● **Required action**:
Scan the material for "this". Copy every line it appears in.

_ _ _ _ _ _ _

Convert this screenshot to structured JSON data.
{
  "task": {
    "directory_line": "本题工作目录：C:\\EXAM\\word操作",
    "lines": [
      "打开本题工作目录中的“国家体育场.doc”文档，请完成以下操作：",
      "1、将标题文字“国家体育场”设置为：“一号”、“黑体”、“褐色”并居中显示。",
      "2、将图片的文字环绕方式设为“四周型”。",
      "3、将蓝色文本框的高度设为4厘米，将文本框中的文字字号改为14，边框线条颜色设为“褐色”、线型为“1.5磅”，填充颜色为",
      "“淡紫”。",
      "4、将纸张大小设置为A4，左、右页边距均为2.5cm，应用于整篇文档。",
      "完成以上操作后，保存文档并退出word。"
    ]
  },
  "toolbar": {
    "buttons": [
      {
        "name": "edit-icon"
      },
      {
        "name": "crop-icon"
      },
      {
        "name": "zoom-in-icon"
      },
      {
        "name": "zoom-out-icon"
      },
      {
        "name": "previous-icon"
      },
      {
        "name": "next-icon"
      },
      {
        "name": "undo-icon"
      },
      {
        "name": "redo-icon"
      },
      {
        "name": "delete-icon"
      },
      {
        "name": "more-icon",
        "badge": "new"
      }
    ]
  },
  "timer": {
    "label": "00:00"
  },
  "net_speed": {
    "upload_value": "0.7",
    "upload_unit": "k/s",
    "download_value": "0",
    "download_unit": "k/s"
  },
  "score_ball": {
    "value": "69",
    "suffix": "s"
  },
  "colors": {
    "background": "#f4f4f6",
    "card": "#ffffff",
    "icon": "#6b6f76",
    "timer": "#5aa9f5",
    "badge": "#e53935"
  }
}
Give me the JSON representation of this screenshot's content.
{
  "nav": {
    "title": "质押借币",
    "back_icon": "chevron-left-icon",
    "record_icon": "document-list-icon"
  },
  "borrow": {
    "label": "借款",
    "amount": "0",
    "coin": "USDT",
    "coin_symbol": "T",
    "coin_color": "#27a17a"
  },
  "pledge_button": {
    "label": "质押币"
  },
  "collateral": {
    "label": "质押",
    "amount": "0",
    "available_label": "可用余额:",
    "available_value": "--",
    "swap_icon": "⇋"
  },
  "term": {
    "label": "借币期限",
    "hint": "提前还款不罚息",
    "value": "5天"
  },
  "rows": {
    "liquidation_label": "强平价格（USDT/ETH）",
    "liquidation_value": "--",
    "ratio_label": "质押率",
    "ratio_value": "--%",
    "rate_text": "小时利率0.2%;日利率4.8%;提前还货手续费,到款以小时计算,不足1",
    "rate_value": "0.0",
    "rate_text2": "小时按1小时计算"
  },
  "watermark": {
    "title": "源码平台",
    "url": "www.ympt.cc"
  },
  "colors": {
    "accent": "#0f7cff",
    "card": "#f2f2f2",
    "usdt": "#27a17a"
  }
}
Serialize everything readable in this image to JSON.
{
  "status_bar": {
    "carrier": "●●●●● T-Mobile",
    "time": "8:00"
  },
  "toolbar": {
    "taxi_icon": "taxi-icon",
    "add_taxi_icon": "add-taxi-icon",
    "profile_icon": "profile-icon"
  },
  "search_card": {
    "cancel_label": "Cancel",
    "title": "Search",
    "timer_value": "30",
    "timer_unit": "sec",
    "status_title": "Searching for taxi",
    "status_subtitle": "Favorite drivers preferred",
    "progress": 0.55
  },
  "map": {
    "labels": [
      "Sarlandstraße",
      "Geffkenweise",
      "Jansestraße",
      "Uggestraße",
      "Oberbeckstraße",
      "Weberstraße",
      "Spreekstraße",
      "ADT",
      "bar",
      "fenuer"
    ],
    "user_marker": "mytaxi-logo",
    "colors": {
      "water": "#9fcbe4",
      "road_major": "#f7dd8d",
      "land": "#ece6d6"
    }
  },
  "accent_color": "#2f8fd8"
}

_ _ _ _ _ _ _

● **Answer to the problem**:
Convert this screenshot to structured JSON data.
Give me the JSON representation of this screenshot's content.
Serialize everything readable in this image to JSON.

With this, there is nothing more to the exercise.